# About this task:
Every line in the records below that holds the word "товара" is to be copied.

# Data provided:
--
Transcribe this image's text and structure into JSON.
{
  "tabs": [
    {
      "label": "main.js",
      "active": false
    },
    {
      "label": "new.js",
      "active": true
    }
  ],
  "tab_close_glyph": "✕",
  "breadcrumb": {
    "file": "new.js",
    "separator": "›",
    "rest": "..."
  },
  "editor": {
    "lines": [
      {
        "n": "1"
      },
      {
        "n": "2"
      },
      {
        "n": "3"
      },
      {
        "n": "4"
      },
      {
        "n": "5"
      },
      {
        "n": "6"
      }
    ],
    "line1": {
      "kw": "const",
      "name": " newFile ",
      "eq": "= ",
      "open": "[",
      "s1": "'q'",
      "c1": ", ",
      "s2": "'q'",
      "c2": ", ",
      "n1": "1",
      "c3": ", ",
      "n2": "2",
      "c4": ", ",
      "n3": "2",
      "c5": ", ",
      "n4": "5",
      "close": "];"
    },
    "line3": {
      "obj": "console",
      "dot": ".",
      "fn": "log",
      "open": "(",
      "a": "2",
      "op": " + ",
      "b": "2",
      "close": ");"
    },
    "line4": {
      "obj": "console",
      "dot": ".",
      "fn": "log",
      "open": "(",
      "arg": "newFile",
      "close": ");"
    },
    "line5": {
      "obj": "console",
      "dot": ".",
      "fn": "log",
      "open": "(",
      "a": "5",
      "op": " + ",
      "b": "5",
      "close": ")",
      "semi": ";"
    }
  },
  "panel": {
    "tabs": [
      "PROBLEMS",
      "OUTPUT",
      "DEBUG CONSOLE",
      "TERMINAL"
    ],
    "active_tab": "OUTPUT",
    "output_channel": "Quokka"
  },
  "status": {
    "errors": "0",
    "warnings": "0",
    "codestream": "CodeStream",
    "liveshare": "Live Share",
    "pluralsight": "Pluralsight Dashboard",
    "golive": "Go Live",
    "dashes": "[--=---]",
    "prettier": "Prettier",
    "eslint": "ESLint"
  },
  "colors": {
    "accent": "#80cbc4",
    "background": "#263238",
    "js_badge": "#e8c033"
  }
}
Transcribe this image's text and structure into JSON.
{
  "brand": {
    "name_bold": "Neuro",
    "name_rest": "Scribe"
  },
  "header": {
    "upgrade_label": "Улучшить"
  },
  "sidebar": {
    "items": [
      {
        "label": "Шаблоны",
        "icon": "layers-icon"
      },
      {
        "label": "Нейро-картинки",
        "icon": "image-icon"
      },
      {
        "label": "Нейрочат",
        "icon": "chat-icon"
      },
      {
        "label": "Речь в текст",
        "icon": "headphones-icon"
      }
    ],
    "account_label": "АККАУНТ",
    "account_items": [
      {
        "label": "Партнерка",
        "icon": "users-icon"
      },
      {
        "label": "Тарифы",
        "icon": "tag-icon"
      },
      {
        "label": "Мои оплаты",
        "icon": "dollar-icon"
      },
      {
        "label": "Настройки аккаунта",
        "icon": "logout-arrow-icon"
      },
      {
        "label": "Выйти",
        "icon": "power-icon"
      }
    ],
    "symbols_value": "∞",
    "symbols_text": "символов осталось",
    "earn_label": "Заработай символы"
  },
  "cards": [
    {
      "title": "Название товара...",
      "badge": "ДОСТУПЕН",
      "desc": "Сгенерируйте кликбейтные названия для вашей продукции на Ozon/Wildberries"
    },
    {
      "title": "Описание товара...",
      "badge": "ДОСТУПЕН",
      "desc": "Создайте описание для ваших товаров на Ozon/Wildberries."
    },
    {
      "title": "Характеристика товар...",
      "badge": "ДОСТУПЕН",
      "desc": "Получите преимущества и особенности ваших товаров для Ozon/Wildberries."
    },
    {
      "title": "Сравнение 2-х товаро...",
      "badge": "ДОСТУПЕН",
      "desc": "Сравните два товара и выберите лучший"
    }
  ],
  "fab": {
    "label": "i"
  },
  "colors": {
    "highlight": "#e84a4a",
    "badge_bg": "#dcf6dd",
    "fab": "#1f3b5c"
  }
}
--
# Exercise response:
      "title": "Название товара...",
      "title": "Описание товара...",
      "desc": "Сравните два товара и выберите лучший"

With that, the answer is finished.